Is Plastic Surgery Right for Me?

I stretched out my shoulders, arching my back to ease the ever-present pain just below my neck. As I rapidly approach my fourth decade, my doctor has been getting more adamant. At my last appointment, she finally told me, “If you decide not to get a reduction, then we need to start looking at back and neck surgery options within the next five years.”

I’ve always been “blessed” with my Great-great Aunt Mary’s frame. The trait has been passed to a daughter of each generation, my aunt in hers and me in mine. By the time I entered high school, I was sporting a bra size that widened eyes and produced unwelcome stares.


My twenties were a marvelous time of weight loss and a few short weeks after a nasty break up when I was 22 during which I filled out, but didn’t overflow, a C cup due in large part to my diet of crackers, vodka, and jelly beans.

I settled into a “comfortable” DD cup during the early years of my marriage. Then I got pregnant.

“Don’t worry, after breast feeding, they’ll go to the size they were,” I was assured.

“Or smaller,” a friend added with a laugh, igniting hope as I stared into the mirror at the overabundance.

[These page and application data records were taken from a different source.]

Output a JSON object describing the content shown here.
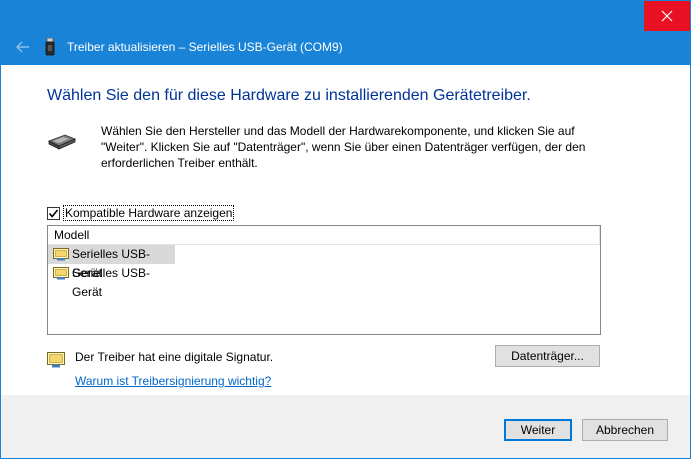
{
  "window": {
    "title": "Treiber aktualisieren – Serielles USB-Gerät (COM9)",
    "accent_color": "#1883d7",
    "close_color": "#e81123"
  },
  "content": {
    "heading": "Wählen Sie den für diese Hardware zu installierenden Gerätetreiber.",
    "description": "Wählen Sie den Hersteller und das Modell der Hardwarekomponente, und klicken Sie auf \"Weiter\". Klicken Sie auf \"Datenträger\", wenn Sie über einen Datenträger verfügen, der den erforderlichen Treiber enthält.",
    "compatible_checkbox": {
      "label": "Kompatible Hardware anzeigen",
      "checked": true
    },
    "model_list": {
      "header": "Modell",
      "items": [
        {
          "label": "Serielles USB-Gerät",
          "selected": true
        },
        {
          "label": "Serielles USB-Gerät",
          "selected": false
        }
      ]
    },
    "signature_text": "Der Treiber hat eine digitale Signatur.",
    "signature_link": "Warum ist Treibersignierung wichtig?",
    "disk_button": "Datenträger..."
  },
  "footer": {
    "next_button": "Weiter",
    "cancel_button": "Abbrechen"
  },
  "icons": {
    "back": "back-arrow-icon",
    "close": "close-icon",
    "device": "usb-device-icon",
    "hardware": "cable-connector-icon",
    "driver": "driver-certificate-icon"
  }
}
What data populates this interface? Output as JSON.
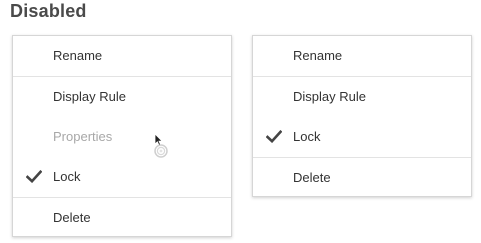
{
  "section": {
    "title": "Disabled"
  },
  "menu_left": {
    "items": [
      {
        "label": "Rename"
      },
      {
        "label": "Display Rule"
      },
      {
        "label": "Properties",
        "disabled": true
      },
      {
        "label": "Lock",
        "checked": true
      },
      {
        "label": "Delete"
      }
    ]
  },
  "menu_right": {
    "items": [
      {
        "label": "Rename"
      },
      {
        "label": "Display Rule"
      },
      {
        "label": "Lock",
        "checked": true
      },
      {
        "label": "Delete"
      }
    ]
  },
  "colors": {
    "text": "#333333",
    "disabled_text": "#a8a8a8",
    "heading": "#4a4a4a",
    "border": "#d6d6d6"
  },
  "icons": {
    "check": "check-icon",
    "cursor": "busy-cursor-icon"
  }
}
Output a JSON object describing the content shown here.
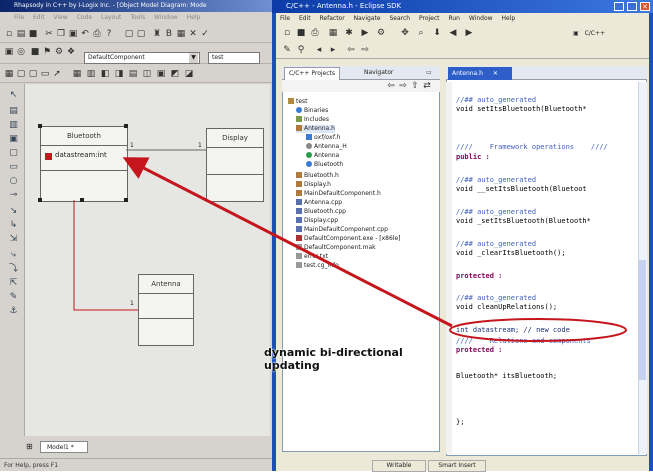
{
  "rhapsody": {
    "title": "Rhapsody in C++ by I-Logix Inc. - [Object Model Diagram: Mode",
    "menu": [
      "File",
      "Edit",
      "View",
      "Code",
      "Layout",
      "Tools",
      "Window",
      "Help"
    ],
    "component_combo": "DefaultComponent",
    "config_combo": "test",
    "classes": {
      "bluetooth": {
        "name": "Bluetooth",
        "attribute": "datastream:int"
      },
      "display": {
        "name": "Display"
      },
      "antenna": {
        "name": "Antenna"
      }
    },
    "multiplicities": [
      "1",
      "1",
      "1"
    ],
    "model_tab": "Model1 *",
    "status": "For Help, press F1"
  },
  "eclipse": {
    "title": "C/C++ - Antenna.h - Eclipse SDK",
    "menu": [
      "File",
      "Edit",
      "Refactor",
      "Navigate",
      "Search",
      "Project",
      "Run",
      "Window",
      "Help"
    ],
    "perspective": "C/C++",
    "projects_tab": "C/C++ Projects",
    "navigator_tab": "Navigator",
    "tree": [
      "test",
      "Binaries",
      "Includes",
      "Antenna.h",
      "oxf/oxf.h",
      "Antenna_H",
      "Antenna",
      "Bluetooth",
      "Bluetooth.h",
      "Display.h",
      "MainDefaultComponent.h",
      "Antenna.cpp",
      "Bluetooth.cpp",
      "Display.cpp",
      "MainDefaultComponent.cpp",
      "DefaultComponent.exe - [x86le]",
      "DefaultComponent.mak",
      "error.txt",
      "test.cg_info"
    ],
    "editor_tab": "Antenna.h",
    "code": [
      "//## auto_generated",
      "void setItsBluetooth(Bluetooth*",
      "////    Framework operations    ////",
      "public :",
      "//## auto_generated",
      "void __setItsBluetooth(Bluetoot",
      "//## auto_generated",
      "void _setItsBluetooth(Bluetooth*",
      "//## auto_generated",
      "void _clearItsBluetooth();",
      "protected :",
      "//## auto_generated",
      "void cleanUpRelations();",
      "int datastream; // new code",
      "////    Relations and components",
      "protected :",
      "Bluetooth* itsBluetooth;",
      "};"
    ],
    "status": [
      "Writable",
      "Smart Insert"
    ]
  },
  "annotation": "dynamic bi-directional updating",
  "colors": {
    "arrow": "#c4161c",
    "eclipse_frame": "#1d4fb8",
    "highlight": "#c4161c"
  }
}
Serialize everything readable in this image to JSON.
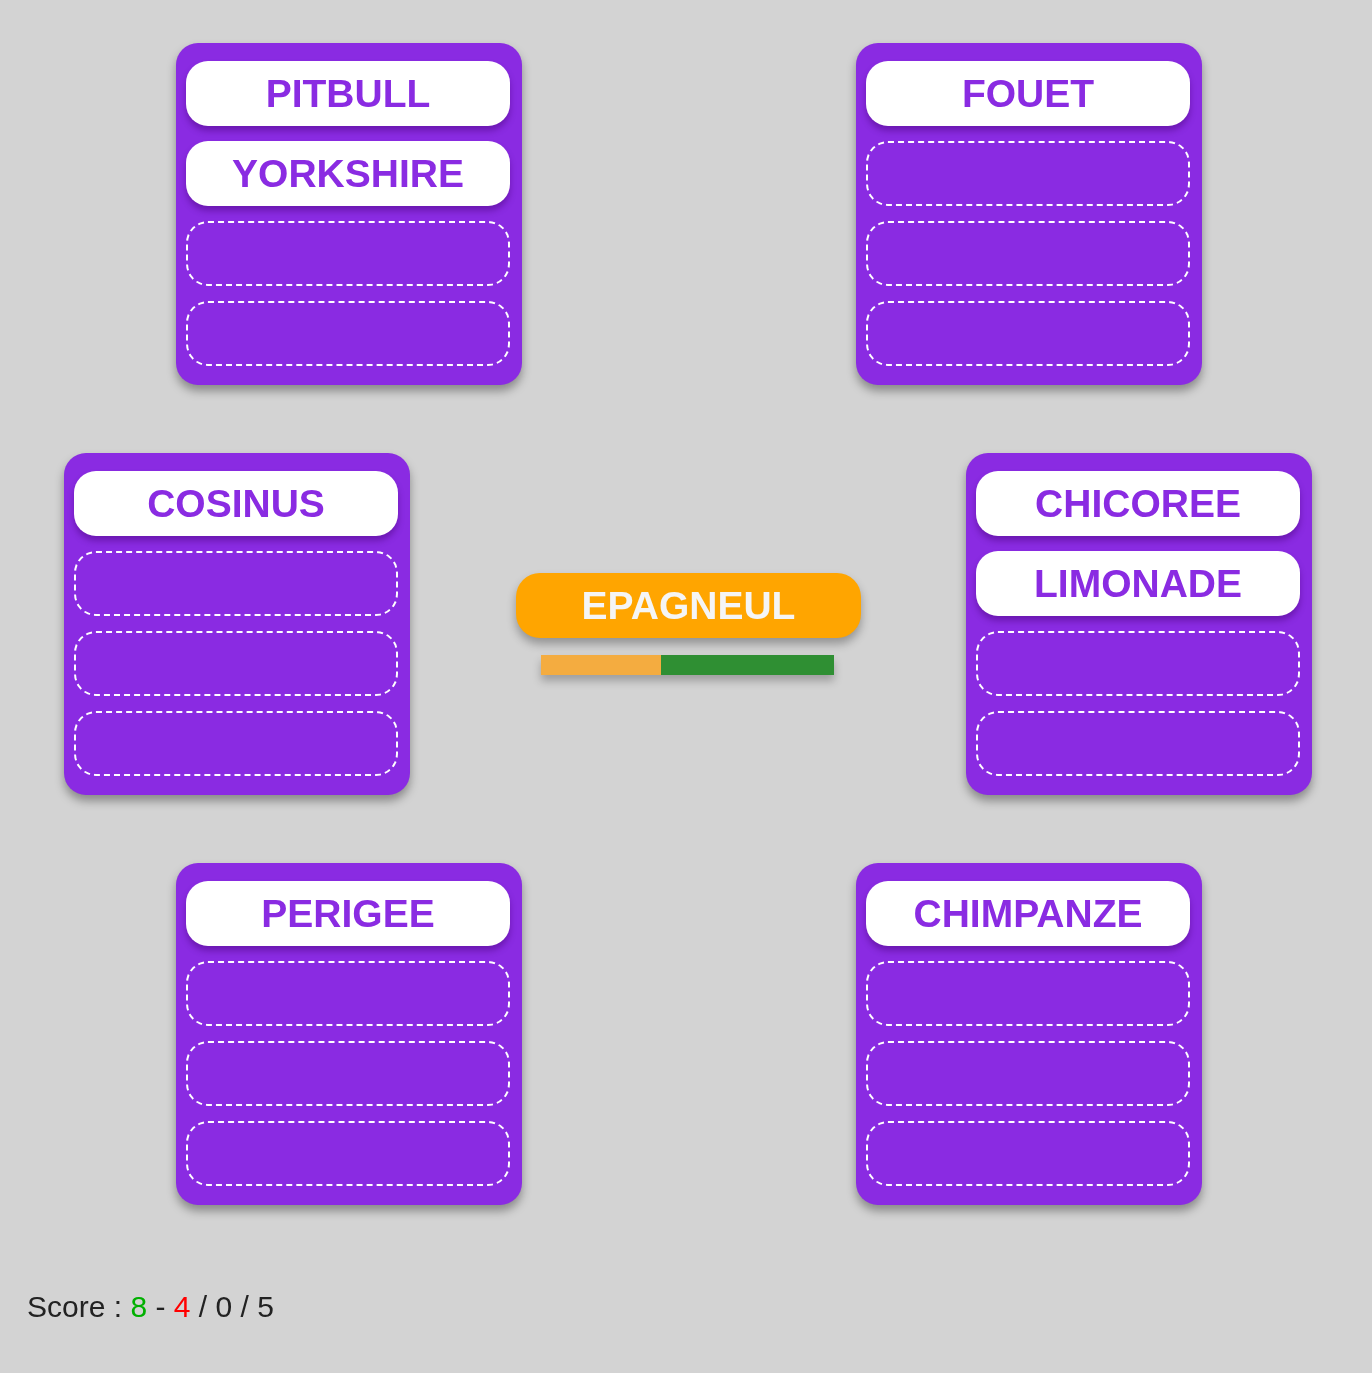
{
  "groups": [
    {
      "slots": [
        {
          "kind": "word",
          "text": "PITBULL"
        },
        {
          "kind": "word",
          "text": "YORKSHIRE"
        },
        {
          "kind": "empty"
        },
        {
          "kind": "empty"
        }
      ]
    },
    {
      "slots": [
        {
          "kind": "word",
          "text": "FOUET"
        },
        {
          "kind": "empty"
        },
        {
          "kind": "empty"
        },
        {
          "kind": "empty"
        }
      ]
    },
    {
      "slots": [
        {
          "kind": "word",
          "text": "COSINUS"
        },
        {
          "kind": "empty"
        },
        {
          "kind": "empty"
        },
        {
          "kind": "empty"
        }
      ]
    },
    {
      "slots": [
        {
          "kind": "word",
          "text": "CHICOREE"
        },
        {
          "kind": "word",
          "text": "LIMONADE"
        },
        {
          "kind": "empty"
        },
        {
          "kind": "empty"
        }
      ]
    },
    {
      "slots": [
        {
          "kind": "word",
          "text": "PERIGEE"
        },
        {
          "kind": "empty"
        },
        {
          "kind": "empty"
        },
        {
          "kind": "empty"
        }
      ]
    },
    {
      "slots": [
        {
          "kind": "word",
          "text": "CHIMPANZE"
        },
        {
          "kind": "empty"
        },
        {
          "kind": "empty"
        },
        {
          "kind": "empty"
        }
      ]
    }
  ],
  "current": {
    "word": "EPAGNEUL",
    "timer": {
      "level": 0.41
    }
  },
  "score": {
    "parts": [
      {
        "text": "Score :"
      },
      {
        "text": "8",
        "color": "#00b000"
      },
      {
        "text": "-"
      },
      {
        "text": "4",
        "color": "#ff0000"
      },
      {
        "text": "/ 0 / 5"
      }
    ]
  }
}
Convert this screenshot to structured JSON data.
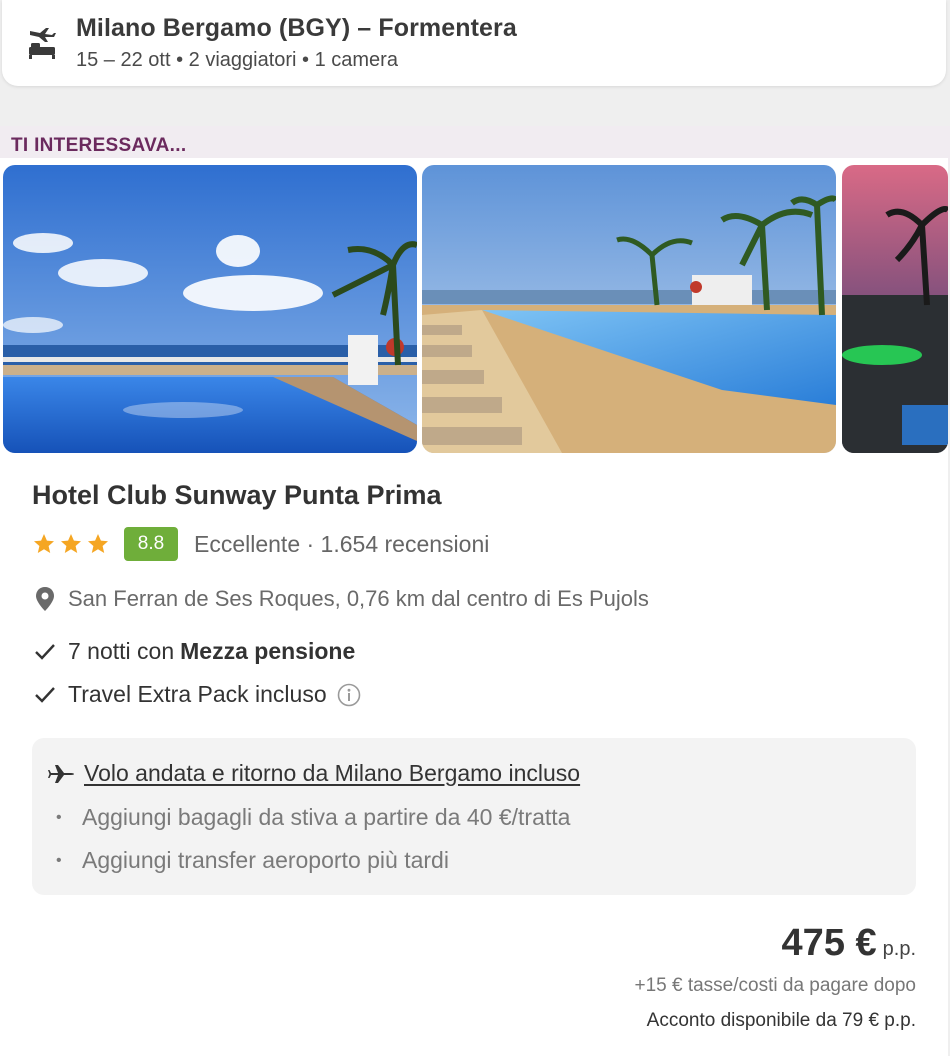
{
  "trip": {
    "title": "Milano Bergamo (BGY) – Formentera",
    "subtitle": "15 – 22 ott • 2 viaggiatori • 1 camera",
    "icon": "flight-hotel-icon"
  },
  "section": {
    "label": "TI INTERESSAVA..."
  },
  "hotel": {
    "name": "Hotel Club Sunway Punta Prima",
    "stars": 3,
    "score": "8.8",
    "rating_text": "Eccellente · 1.654 recensioni",
    "location": "San Ferran de Ses Roques, 0,76 km dal centro di Es Pujols",
    "feature_1_prefix": "7 notti con",
    "feature_1_bold": "Mezza pensione",
    "feature_2": "Travel Extra Pack incluso",
    "photos": [
      "pool-sea-view-photo",
      "pool-loungers-photo",
      "pool-night-photo"
    ]
  },
  "flight": {
    "link": "Volo andata e ritorno da Milano Bergamo incluso",
    "bullets": [
      "Aggiungi bagagli da stiva a partire da 40 €/tratta",
      "Aggiungi transfer aeroporto più tardi"
    ]
  },
  "price": {
    "amount": "475 €",
    "unit": "p.p.",
    "taxes": "+15 € tasse/costi da pagare dopo",
    "deposit": "Acconto disponibile da 79 € p.p."
  },
  "colors": {
    "score_bg": "#6fae3a",
    "star": "#f5a623",
    "section_label": "#6b2a5e"
  }
}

I lost weight after my son weaned, but did not lose an inch of the girls. Another pregnancy and 10 years later, I’m still sporting a size that is less grapefruit and more dolce watermelon. I know because I once put a personal sized melon in my bra. Low and behold, it fit.

Dieting and weight loss have not helped. While my waistband size shrinks, the girls stay stubbornly the same. My headaches have increased, the nerves in my left arm tingle, and running is, well, a pain. Literally. Taking a deep breath, I called the number given to me by a fellow member of the Sisterhood of the Buxom and made an appointment.

I’ve never been one for whom plastic surgery seemed like an option. As much as I’d love a post C-section tummy tuck, the pain and cost of the procedure keeps it firmly in the “would you ever” category. I hope to age gracefully without nips and tucks around my face and chin. And, as much as I already rub at the lines on my forehead, Botox doesn’t seem like my cup of tea.

Which is why, sitting in an impeccably decorated exam room, with informational pamphlets clutched in my hand and promises of life without the near constant back and neck pain, I had to finally realize that sometimes plastic surgery isn’t really optional.

Have you ever had a procedure done? Do you have any advice for a newbie?

Photo: Getty